Work request: Set down the data below once more, precisely as it reads.

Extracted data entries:

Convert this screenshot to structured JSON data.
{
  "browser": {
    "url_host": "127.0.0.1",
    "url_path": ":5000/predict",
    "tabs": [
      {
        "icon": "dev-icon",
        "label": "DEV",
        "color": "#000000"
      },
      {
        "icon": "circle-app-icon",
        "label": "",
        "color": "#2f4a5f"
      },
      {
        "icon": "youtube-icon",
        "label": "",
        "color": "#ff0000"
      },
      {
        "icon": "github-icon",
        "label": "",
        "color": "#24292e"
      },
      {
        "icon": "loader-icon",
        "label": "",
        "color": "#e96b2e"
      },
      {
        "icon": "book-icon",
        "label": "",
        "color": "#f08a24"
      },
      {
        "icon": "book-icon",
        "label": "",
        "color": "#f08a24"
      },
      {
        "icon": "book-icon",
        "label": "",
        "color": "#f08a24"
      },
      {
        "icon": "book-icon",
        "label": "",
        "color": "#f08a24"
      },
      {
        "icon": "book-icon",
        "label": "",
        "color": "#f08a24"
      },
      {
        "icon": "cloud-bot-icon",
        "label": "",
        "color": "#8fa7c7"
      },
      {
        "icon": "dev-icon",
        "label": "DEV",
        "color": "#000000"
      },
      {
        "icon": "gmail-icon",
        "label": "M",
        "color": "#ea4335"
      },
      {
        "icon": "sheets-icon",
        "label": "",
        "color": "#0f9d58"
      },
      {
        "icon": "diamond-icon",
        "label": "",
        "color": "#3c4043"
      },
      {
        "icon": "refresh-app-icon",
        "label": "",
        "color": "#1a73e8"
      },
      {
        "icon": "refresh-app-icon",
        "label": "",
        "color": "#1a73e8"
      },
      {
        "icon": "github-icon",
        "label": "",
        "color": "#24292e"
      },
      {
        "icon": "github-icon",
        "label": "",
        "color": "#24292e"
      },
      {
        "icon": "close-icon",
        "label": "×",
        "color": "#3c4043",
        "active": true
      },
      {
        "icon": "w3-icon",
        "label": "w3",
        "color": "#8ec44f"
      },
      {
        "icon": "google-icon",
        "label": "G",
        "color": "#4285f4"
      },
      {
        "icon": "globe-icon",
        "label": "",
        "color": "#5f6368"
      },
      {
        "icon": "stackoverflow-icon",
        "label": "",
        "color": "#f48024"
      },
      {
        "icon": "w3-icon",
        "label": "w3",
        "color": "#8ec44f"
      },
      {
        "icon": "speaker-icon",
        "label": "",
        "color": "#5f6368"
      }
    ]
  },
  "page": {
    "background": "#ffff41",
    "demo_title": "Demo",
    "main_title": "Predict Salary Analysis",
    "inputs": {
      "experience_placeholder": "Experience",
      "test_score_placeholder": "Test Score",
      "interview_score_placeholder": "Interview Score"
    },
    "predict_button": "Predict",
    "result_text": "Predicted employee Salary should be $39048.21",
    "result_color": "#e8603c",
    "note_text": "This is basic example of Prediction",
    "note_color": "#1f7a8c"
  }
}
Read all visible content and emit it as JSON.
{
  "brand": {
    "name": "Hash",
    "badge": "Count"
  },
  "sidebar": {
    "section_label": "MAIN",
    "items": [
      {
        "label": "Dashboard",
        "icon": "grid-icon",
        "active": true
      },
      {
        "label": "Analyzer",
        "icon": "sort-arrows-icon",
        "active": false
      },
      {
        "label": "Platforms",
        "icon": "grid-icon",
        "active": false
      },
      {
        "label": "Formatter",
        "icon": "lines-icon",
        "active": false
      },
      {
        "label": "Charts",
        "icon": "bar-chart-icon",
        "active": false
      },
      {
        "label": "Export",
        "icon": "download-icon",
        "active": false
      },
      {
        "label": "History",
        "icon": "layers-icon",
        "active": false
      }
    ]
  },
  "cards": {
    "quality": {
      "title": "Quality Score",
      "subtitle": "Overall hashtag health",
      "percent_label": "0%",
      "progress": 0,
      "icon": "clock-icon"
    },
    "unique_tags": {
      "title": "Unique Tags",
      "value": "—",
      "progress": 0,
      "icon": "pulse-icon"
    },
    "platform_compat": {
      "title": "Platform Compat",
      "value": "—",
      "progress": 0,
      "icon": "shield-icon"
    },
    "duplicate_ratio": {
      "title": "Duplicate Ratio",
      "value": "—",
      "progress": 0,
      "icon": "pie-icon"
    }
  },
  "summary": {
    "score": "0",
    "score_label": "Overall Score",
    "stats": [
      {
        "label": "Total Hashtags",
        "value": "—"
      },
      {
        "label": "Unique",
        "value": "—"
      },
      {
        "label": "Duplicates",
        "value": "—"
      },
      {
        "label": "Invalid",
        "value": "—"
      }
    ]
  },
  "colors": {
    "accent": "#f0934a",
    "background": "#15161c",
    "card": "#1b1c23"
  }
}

Task output:
Convert this screenshot to structured JSON data.
{
  "browser": {
    "url_host": "127.0.0.1",
    "url_path": ":5000/predict",
    "tabs": [
      {
        "icon": "dev-icon",
        "label": "DEV",
        "color": "#000000"
      },
      {
        "icon": "circle-app-icon",
        "label": "",
        "color": "#2f4a5f"
      },
      {
        "icon": "youtube-icon",
        "label": "",
        "color": "#ff0000"
      },
      {
        "icon": "github-icon",
        "label": "",
        "color": "#24292e"
      },
      {
        "icon": "loader-icon",
        "label": "",
        "color": "#e96b2e"
      },
      {
        "icon": "book-icon",
        "label": "",
        "color": "#f08a24"
      },
      {
        "icon": "book-icon",
        "label": "",
        "color": "#f08a24"
      },
      {
        "icon": "book-icon",
        "label": "",
        "color": "#f08a24"
      },
      {
        "icon": "book-icon",
        "label": "",
        "color": "#f08a24"
      },
      {
        "icon": "book-icon",
        "label": "",
        "color": "#f08a24"
      },
      {
        "icon": "cloud-bot-icon",
        "label": "",
        "color": "#8fa7c7"
      },
      {
        "icon": "dev-icon",
        "label": "DEV",
        "color": "#000000"
      },
      {
        "icon": "gmail-icon",
        "label": "M",
        "color": "#ea4335"
      },
      {
        "icon": "sheets-icon",
        "label": "",
        "color": "#0f9d58"
      },
      {
        "icon": "diamond-icon",
        "label": "",
        "color": "#3c4043"
      },
      {
        "icon": "refresh-app-icon",
        "label": "",
        "color": "#1a73e8"
      },
      {
        "icon": "refresh-app-icon",
        "label": "",
        "color": "#1a73e8"
      },
      {
        "icon": "github-icon",
        "label": "",
        "color": "#24292e"
      },
      {
        "icon": "github-icon",
        "label": "",
        "color": "#24292e"
      },
      {
        "icon": "close-icon",
        "label": "×",
        "color": "#3c4043",
        "active": true
      },
      {
        "icon": "w3-icon",
        "label": "w3",
        "color": "#8ec44f"
      },
      {
        "icon": "google-icon",
        "label": "G",
        "color": "#4285f4"
      },
      {
        "icon": "globe-icon",
        "label": "",
        "color": "#5f6368"
      },
      {
        "icon": "stackoverflow-icon",
        "label": "",
        "color": "#f48024"
      },
      {
        "icon": "w3-icon",
        "label": "w3",
        "color": "#8ec44f"
      },
      {
        "icon": "speaker-icon",
        "label": "",
        "color": "#5f6368"
      }
    ]
  },
  "page": {
    "background": "#ffff41",
    "demo_title": "Demo",
    "main_title": "Predict Salary Analysis",
    "inputs": {
      "experience_placeholder": "Experience",
      "test_score_placeholder": "Test Score",
      "interview_score_placeholder": "Interview Score"
    },
    "predict_button": "Predict",
    "result_text": "Predicted employee Salary should be $39048.21",
    "result_color": "#e8603c",
    "note_text": "This is basic example of Prediction",
    "note_color": "#1f7a8c"
  }
}
Read all visible content and emit it as JSON.
{
  "brand": {
    "name": "Hash",
    "badge": "Count"
  },
  "sidebar": {
    "section_label": "MAIN",
    "items": [
      {
        "label": "Dashboard",
        "icon": "grid-icon",
        "active": true
      },
      {
        "label": "Analyzer",
        "icon": "sort-arrows-icon",
        "active": false
      },
      {
        "label": "Platforms",
        "icon": "grid-icon",
        "active": false
      },
      {
        "label": "Formatter",
        "icon": "lines-icon",
        "active": false
      },
      {
        "label": "Charts",
        "icon": "bar-chart-icon",
        "active": false
      },
      {
        "label": "Export",
        "icon": "download-icon",
        "active": false
      },
      {
        "label": "History",
        "icon": "layers-icon",
        "active": false
      }
    ]
  },
  "cards": {
    "quality": {
      "title": "Quality Score",
      "subtitle": "Overall hashtag health",
      "percent_label": "0%",
      "progress": 0,
      "icon": "clock-icon"
    },
    "unique_tags": {
      "title": "Unique Tags",
      "value": "—",
      "progress": 0,
      "icon": "pulse-icon"
    },
    "platform_compat": {
      "title": "Platform Compat",
      "value": "—",
      "progress": 0,
      "icon": "shield-icon"
    },
    "duplicate_ratio": {
      "title": "Duplicate Ratio",
      "value": "—",
      "progress": 0,
      "icon": "pie-icon"
    }
  },
  "summary": {
    "score": "0",
    "score_label": "Overall Score",
    "stats": [
      {
        "label": "Total Hashtags",
        "value": "—"
      },
      {
        "label": "Unique",
        "value": "—"
      },
      {
        "label": "Duplicates",
        "value": "—"
      },
      {
        "label": "Invalid",
        "value": "—"
      }
    ]
  },
  "colors": {
    "accent": "#f0934a",
    "background": "#15161c",
    "card": "#1b1c23"
  }
}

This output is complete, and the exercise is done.